11. REACHING PLANK
Mix up the standard plank to make things more difficult. This version requires more core stabilization because you’ll be moving your arms. Once you can do at least 10 reps with each arm, move on to a more advanced variation. HOW TO DO IT: Start in a plank, then slowly reach one arm forward until your elbow is straight. Pause for one second, and then pull that arm back and plant your elbow so that you’re in the basic plank again. Alternate arms with each rep, and do as many reps as possible on each side
12. BIRD-DOG PLANK
Unlike the reaching plank, with this variation you’re trying to balance on one arm and one leg for as long as possible.

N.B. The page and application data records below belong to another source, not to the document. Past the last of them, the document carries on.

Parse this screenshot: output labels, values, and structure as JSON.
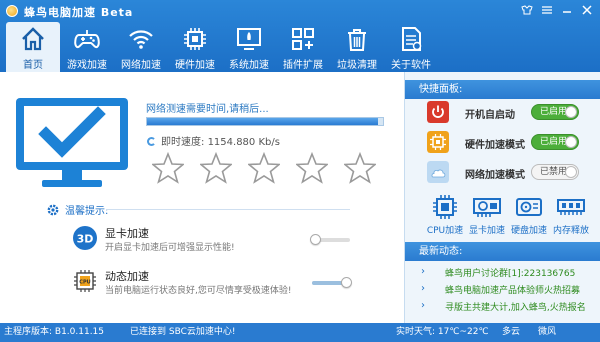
{
  "window": {
    "title": "蜂鸟电脑加速 Beta"
  },
  "nav": [
    {
      "label": "首页",
      "icon": "home-icon"
    },
    {
      "label": "游戏加速",
      "icon": "gamepad-icon"
    },
    {
      "label": "网络加速",
      "icon": "wifi-icon"
    },
    {
      "label": "硬件加速",
      "icon": "chip-icon"
    },
    {
      "label": "系统加速",
      "icon": "rocket-monitor-icon"
    },
    {
      "label": "插件扩展",
      "icon": "grid-icon"
    },
    {
      "label": "垃圾清理",
      "icon": "trash-icon"
    },
    {
      "label": "关于软件",
      "icon": "document-icon"
    }
  ],
  "main": {
    "status_text": "网络测速需要时间,请稍后...",
    "progress": 0.98,
    "speed_label": "即时速度:",
    "speed_value": "1154.880 Kb/s",
    "rating": 0,
    "tips_title": "温馨提示:",
    "tips": [
      {
        "title": "显卡加速",
        "desc": "开启显卡加速后可增强显示性能!",
        "icon": "3d-icon",
        "enabled": false
      },
      {
        "title": "动态加速",
        "desc": "当前电脑运行状态良好,您可尽情享受极速体验!",
        "icon": "cpu-icon",
        "enabled": true
      }
    ]
  },
  "panel": {
    "quick_title": "快捷面板:",
    "toggles": [
      {
        "label": "开机自启动",
        "state": "已启用",
        "on": true,
        "icon": "power-icon",
        "color": "#d9392b"
      },
      {
        "label": "硬件加速模式",
        "state": "已启用",
        "on": true,
        "icon": "chip-icon",
        "color": "#f0a21a"
      },
      {
        "label": "网络加速模式",
        "state": "已禁用",
        "on": false,
        "icon": "cloud-icon",
        "color": "#bcd9f2"
      }
    ],
    "tools": [
      {
        "label": "CPU加速",
        "icon": "cpu-icon"
      },
      {
        "label": "显卡加速",
        "icon": "gpu-icon"
      },
      {
        "label": "硬盘加速",
        "icon": "hdd-icon"
      },
      {
        "label": "内存释放",
        "icon": "ram-icon"
      }
    ],
    "news_title": "最新动态:",
    "news": [
      "蜂鸟用户讨论群[1]:223136765",
      "蜂鸟电脑加速产品体验师火热招募",
      "寻版主共建大计,加入蜂鸟,火热报名"
    ]
  },
  "statusbar": {
    "version": "主程序版本: B1.0.11.15",
    "connection": "已连接到 SBC云加速中心!",
    "weather_label": "实时天气: 17℃~22℃",
    "weather": "多云",
    "wind": "微风"
  },
  "colors": {
    "brand": "#2a7bd0",
    "accent": "#1c6fc6",
    "on": "#4cae3a",
    "news": "#2e8b1f"
  }
}
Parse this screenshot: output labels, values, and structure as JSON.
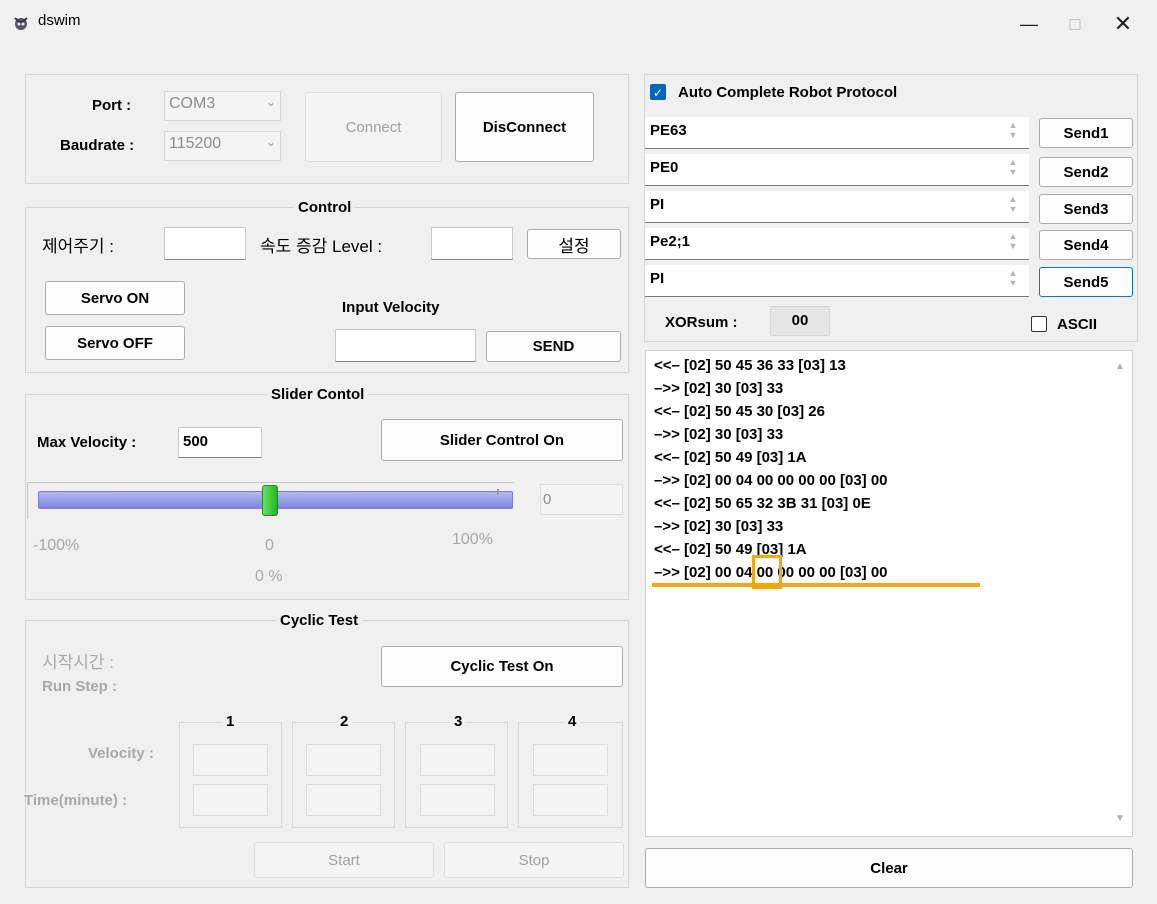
{
  "window": {
    "title": "dswim",
    "min_icon": "minimize-icon",
    "max_icon": "maximize-icon",
    "close_icon": "close-icon"
  },
  "connection": {
    "port_label": "Port :",
    "port_value": "COM3",
    "baud_label": "Baudrate :",
    "baud_value": "115200",
    "connect_label": "Connect",
    "disconnect_label": "DisConnect"
  },
  "control": {
    "title": "Control",
    "period_label": "제어주기 :",
    "speed_level_label": "속도 증감 Level :",
    "set_label": "설정",
    "servo_on": "Servo ON",
    "servo_off": "Servo OFF",
    "input_velocity_label": "Input Velocity",
    "send_label": "SEND"
  },
  "slider": {
    "title": "Slider Contol",
    "max_velocity_label": "Max Velocity :",
    "max_velocity_value": "500",
    "slider_control_on": "Slider Control On",
    "value_box": "0",
    "min_label": "-100%",
    "mid_label": "0",
    "max_label": "100%",
    "percent_label": "0 %",
    "position": 0
  },
  "cyclic": {
    "title": "Cyclic Test",
    "start_time_label": "시작시간 :",
    "run_step_label": "Run Step :",
    "cyclic_test_on": "Cyclic Test On",
    "columns": [
      "1",
      "2",
      "3",
      "4"
    ],
    "velocity_label": "Velocity :",
    "time_label": "Time(minute) :",
    "start_label": "Start",
    "stop_label": "Stop"
  },
  "protocol": {
    "auto_complete_label": "Auto Complete Robot Protocol",
    "auto_complete_checked": true,
    "rows": [
      {
        "value": "PE63",
        "button": "Send1"
      },
      {
        "value": "PE0",
        "button": "Send2"
      },
      {
        "value": "PI",
        "button": "Send3"
      },
      {
        "value": "Pe2;1",
        "button": "Send4"
      },
      {
        "value": "PI",
        "button": "Send5"
      }
    ],
    "xorsum_label": "XORsum :",
    "xorsum_value": "00",
    "ascii_label": "ASCII",
    "ascii_checked": false
  },
  "log": {
    "lines": [
      "<<– [02] 50 45 36 33 [03] 13",
      "–>> [02] 30 [03] 33",
      "<<– [02] 50 45 30 [03] 26",
      "–>> [02] 30 [03] 33",
      "<<– [02] 50 49 [03] 1A",
      "–>> [02] 00 04 00 00 00 00 [03] 00",
      "<<– [02] 50 65 32 3B 31 [03] 0E",
      "–>> [02] 30 [03] 33",
      "<<– [02] 50 49 [03] 1A",
      "–>> [02] 00 04 00 00 00 00 [03] 00"
    ],
    "highlight_color": "#f5a800"
  },
  "clear_label": "Clear",
  "colors": {
    "accent": "#0067c0",
    "slider_track": "#8b8fe6",
    "slider_thumb": "#33cc33",
    "highlight": "#f5a800"
  }
}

This is a very challenging exercise, because you’ll need lots of balance and strong arms and legs to hold yourself up. HOW TO DO IT: Start in a standard plank. Reach your right arm forward until your elbow is straight. Now lift your left leg off the ground, keeping your knee straight. Hold this position as long as you can, and then switch sides (left arm reaches forward and right leg goes up
13. PLANK WALK-DOWN
Incorporate your upper body with this variation. Bonus: This version can help you learn how to do a proper push-up. HOW TO DO IT: Start in push-up position and lower one elbow/forearm to the ground. Then move the other hand down so that both forearms are flat on the ground. Pause, and then take the arm that went down first and plant that hand on the mat. Push yourself up on that side. Then take the other arm, plant your hand and push yourself back up to the top position of a push-up. On the next rep, switch the arm that goes down first. Do five reps going down with the right arm first and five reps going down with the left arm first
14. PLANK KETTLEBELL SLIDE
The real challenge of this variation comes from holding yourself in a plank using only one arm. HOW TO DO IT: Grab a relatively light kettlebell and set it next to you. Get into a plank with the kettlebell on the outside of your left elbow. Reach your right hand behind your left elbow to grab the kettlebell. Drag the kettlebell all the way across your mat and place it outside of your right elbow. Place your right elbow down on the mat. Repeat with the left hand
15. BODY SAW PLANK